    July, 2004
  • From: Sunny So. Cal... The OC
Posted by stikpusher on Tuesday, June 19, 2018 9:24 PM

GMorrison

 

 
fotofrank

When I was at Moody, an instructor I knew gave me one of those flight suits. We were about the same size. It never occurred to me that those guys flew everywhere on oxygen so they didn't have to smell anything in the cockpit or its contents. I probably washed that flight suit a half dozen times before i could get some of the rank body odor out of the fabric.

 

 

So what you're saying is he didn't wear it to pick up women in bars? Yeah, I could imagine it'd get pretty rank. I was thinking they were nylon, but not, looks like a polished poplin maybe.  

 

come on now, I’m sure that you’ve read The Right Stuff...

flying and drinking, and drinking and driving...

 

F is for FIRE, That burns down the whole town!

U is for URANIUM... BOMBS!

N is for NO SURVIVORS...

       - Plankton

LSM

 

  • Member since
    September, 2012
Posted by GMorrison on Tuesday, June 19, 2018 10:10 PM

I did read the book as I was a Tom Wolfe fan. Pity he passed away recently. Probably should read it again.

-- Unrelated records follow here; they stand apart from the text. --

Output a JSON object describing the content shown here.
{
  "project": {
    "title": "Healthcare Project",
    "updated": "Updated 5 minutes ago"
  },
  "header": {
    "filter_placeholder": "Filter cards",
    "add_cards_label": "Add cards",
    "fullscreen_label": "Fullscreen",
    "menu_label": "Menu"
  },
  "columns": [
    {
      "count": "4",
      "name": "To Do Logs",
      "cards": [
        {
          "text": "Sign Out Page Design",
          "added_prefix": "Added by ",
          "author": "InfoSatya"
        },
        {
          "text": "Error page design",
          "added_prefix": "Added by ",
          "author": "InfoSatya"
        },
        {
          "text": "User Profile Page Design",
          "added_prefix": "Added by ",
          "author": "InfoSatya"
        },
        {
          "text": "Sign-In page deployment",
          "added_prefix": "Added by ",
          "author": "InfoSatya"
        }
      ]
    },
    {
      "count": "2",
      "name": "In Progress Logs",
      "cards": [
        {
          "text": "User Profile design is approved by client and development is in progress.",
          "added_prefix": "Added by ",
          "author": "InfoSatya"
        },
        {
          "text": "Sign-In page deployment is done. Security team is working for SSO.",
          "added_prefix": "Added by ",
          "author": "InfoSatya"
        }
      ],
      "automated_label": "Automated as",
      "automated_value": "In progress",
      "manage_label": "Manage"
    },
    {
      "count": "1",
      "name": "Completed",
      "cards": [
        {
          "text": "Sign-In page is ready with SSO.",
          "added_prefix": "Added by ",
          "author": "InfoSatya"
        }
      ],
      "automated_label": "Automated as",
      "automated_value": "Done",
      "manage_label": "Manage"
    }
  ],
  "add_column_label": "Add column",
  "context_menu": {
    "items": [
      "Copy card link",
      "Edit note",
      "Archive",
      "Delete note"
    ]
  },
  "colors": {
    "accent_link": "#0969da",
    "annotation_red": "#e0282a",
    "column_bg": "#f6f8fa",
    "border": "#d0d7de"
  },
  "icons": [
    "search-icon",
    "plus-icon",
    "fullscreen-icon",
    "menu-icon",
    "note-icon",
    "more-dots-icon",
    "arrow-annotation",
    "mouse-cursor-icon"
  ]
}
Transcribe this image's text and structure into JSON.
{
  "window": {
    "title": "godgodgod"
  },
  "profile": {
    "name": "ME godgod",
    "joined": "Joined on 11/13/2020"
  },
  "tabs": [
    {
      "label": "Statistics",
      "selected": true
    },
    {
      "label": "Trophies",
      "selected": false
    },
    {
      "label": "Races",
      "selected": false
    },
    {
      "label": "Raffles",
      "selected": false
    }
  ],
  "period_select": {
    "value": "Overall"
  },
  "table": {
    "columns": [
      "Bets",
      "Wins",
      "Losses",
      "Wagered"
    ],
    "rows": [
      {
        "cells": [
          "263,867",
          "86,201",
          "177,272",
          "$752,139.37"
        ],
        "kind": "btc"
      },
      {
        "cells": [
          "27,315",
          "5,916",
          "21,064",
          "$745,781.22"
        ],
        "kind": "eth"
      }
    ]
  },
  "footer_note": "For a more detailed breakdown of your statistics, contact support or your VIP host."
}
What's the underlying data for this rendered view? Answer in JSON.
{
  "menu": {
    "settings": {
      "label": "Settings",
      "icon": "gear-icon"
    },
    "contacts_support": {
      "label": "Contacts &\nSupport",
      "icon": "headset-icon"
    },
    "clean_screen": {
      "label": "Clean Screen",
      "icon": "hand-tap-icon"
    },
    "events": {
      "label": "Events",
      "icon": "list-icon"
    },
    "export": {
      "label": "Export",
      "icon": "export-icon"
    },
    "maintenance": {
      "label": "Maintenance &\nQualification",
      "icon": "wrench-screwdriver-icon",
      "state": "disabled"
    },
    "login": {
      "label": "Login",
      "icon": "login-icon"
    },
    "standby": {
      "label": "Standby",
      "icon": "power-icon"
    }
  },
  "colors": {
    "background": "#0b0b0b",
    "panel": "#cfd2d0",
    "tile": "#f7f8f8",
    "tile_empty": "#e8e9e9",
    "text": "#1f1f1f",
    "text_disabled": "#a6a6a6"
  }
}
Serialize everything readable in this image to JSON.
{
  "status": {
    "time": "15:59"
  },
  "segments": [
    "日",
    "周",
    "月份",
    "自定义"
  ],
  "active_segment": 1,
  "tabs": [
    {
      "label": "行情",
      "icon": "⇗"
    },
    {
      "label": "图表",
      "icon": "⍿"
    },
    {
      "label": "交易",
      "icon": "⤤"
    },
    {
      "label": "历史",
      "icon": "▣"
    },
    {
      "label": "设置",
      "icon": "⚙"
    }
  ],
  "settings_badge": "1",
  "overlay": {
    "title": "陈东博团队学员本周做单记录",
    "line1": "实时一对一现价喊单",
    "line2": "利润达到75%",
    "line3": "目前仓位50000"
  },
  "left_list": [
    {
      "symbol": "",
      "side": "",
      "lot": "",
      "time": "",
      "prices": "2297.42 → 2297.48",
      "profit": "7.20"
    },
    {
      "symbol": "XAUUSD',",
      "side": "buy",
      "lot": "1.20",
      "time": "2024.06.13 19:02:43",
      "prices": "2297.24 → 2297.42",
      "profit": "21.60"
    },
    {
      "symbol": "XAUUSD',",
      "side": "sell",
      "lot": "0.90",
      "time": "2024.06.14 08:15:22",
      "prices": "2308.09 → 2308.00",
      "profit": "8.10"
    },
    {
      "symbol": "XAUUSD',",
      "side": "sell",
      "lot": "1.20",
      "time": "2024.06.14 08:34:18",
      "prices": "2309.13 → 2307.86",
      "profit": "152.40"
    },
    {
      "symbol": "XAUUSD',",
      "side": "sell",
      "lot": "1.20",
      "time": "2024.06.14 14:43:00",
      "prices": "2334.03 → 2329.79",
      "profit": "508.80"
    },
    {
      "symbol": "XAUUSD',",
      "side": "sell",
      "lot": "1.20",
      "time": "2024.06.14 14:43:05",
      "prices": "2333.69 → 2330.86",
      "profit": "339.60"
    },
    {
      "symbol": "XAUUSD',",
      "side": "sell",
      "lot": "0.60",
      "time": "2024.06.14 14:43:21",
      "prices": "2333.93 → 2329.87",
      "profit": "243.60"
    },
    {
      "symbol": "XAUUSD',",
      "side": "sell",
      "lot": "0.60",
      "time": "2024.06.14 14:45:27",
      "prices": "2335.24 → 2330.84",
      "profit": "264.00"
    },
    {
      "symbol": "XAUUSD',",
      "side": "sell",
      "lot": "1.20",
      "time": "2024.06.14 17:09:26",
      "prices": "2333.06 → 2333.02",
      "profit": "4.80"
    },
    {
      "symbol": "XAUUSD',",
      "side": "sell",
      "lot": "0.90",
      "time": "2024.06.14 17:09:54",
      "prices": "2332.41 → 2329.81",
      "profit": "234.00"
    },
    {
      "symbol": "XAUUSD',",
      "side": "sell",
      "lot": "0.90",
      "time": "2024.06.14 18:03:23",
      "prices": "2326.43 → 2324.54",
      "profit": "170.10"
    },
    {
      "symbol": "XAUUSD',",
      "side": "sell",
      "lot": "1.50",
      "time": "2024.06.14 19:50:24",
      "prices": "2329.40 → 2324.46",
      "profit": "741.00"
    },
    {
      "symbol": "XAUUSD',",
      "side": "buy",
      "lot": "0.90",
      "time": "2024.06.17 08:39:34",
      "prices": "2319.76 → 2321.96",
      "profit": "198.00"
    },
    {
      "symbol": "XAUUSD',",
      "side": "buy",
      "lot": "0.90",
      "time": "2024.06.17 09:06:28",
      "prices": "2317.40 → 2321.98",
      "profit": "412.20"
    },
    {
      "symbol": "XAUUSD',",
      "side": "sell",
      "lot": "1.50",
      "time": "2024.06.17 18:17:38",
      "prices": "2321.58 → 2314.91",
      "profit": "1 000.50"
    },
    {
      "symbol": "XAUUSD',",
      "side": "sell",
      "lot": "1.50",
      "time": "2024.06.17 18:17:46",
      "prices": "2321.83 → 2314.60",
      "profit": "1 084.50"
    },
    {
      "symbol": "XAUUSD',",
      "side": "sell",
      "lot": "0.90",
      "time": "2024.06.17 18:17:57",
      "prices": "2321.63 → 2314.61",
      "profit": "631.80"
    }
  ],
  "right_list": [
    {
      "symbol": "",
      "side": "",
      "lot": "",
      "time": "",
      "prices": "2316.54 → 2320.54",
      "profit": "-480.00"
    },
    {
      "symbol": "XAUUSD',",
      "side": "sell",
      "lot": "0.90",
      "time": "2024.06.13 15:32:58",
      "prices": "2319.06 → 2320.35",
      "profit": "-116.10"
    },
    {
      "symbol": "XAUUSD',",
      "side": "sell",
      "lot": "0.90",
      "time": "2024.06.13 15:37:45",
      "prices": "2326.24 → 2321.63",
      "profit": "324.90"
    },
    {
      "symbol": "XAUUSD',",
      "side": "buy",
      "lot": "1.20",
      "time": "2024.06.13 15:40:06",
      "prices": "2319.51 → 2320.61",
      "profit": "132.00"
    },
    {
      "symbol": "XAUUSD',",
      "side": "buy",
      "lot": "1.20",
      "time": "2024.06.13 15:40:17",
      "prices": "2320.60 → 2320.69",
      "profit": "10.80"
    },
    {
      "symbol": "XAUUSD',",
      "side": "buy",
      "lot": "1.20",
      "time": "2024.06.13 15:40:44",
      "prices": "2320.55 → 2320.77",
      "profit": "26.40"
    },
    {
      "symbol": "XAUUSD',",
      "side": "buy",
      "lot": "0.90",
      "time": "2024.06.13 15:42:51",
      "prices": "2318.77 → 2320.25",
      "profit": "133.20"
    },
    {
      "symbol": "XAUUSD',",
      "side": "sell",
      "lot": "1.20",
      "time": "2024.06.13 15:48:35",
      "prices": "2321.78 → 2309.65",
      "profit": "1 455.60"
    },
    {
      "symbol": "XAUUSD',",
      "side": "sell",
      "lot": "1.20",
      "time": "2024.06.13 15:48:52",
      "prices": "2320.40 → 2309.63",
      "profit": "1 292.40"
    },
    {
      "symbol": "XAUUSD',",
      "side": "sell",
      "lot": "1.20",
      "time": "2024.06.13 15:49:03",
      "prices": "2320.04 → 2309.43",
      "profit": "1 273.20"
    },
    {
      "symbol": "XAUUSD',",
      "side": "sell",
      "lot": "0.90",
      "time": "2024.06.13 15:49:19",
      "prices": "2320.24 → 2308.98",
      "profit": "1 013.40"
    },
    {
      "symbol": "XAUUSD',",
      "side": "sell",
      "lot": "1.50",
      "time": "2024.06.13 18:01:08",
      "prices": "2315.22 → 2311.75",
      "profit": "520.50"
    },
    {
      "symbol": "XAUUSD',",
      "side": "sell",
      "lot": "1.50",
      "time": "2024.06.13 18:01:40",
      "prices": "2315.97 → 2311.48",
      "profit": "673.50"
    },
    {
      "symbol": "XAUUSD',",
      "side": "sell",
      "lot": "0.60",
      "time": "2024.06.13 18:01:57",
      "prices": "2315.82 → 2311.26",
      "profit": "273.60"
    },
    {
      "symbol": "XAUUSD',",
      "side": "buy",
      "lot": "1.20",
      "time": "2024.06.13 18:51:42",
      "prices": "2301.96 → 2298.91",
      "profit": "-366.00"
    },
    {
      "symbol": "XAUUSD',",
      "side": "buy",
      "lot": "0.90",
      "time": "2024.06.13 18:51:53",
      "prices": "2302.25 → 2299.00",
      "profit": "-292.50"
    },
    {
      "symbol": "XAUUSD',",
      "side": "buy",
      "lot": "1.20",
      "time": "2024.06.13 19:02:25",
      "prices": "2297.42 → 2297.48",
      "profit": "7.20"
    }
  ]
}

Funny story about him. A girlfriend of mine was a journalism major at a southern school, want to say UNC, could have been USC. Before I met her. She interviewed Wolfe for the school pub. Afterwards he suggested they go out to the beach because it'd been a while since he was on the coast. Nothing scammy, just a southern man enjoying the landscape.

So they get out there and he's wearing a panama hat, beautiful seersucker suit, shirt and tie. Close my eyes and I can imagine what Lou was wearing, something cute.

They walk down and find a place to sit. He takes off his shoes, drops his pants to sit on the sand and he had on pressed pink boxers.

  • Member since
    June, 2017
  • From: Winter Park, FL
Posted by fotofrank on Wednesday, June 20, 2018 11:11 AM

Yeah, Tom Wolfe was quite a dandy. If I could afford tailoring like his I'd go for it.

Aviators like Jesse Brown and the Tuskegee Airmen have been heroes of mine for a very long time. I first discovered the Tuskegee Airmen when I read the novel The Homestead Grays many years ago. The novel was a fictionalized account of their exploits but a very capitvating story. After reading the novel, I was prompted to learn more about the Tuskegee Airmen but I could never find more information. At Stallion 51's second Gathering of Mustangs and Legends in September 2007, I had the honor of meeting a few of them. I was very humbled to be in their presence. True American heroes. I have a DVD of the Lawrence Fishburn made-for-TV movie Tuskegee Airmen and I have the Red Tails DVD as well.

I first became aware of Ensign Jesse Brown watching a program on the Military History channel about black aviators. It began with Bessie Coleman, America's first black aviator. She lived for a time here in Orlando. Part of Robinson Street near the Orlando Executive Airport is named for her. Jesse Brown's and Tom Hudner's story is told in that program. I've seen that program maybe three times. I cried each time I watched the program. I almost cried when I bought the book Their story is heart wrenching. I know reading Devotion won't be easy and it may take a while, but I will read the book.

The realization that I could build a model of Ens. Brown's Corsair was too important to pass up. I'll start a W.I.P. thread in the Aircraft forum very soon.

OK. On the bench:

Way too much to build in one lifetime...

JOIN OUR COMMUNITY!

Our community is FREE to join. To participate you must either login or register for an account.

SEARCH FORUMS

FREE NEWSLETTER
By signing up you may also receive reader surveys and occasional special offers. We do not sell, rent or trade our email lists. View our Privacy Policy.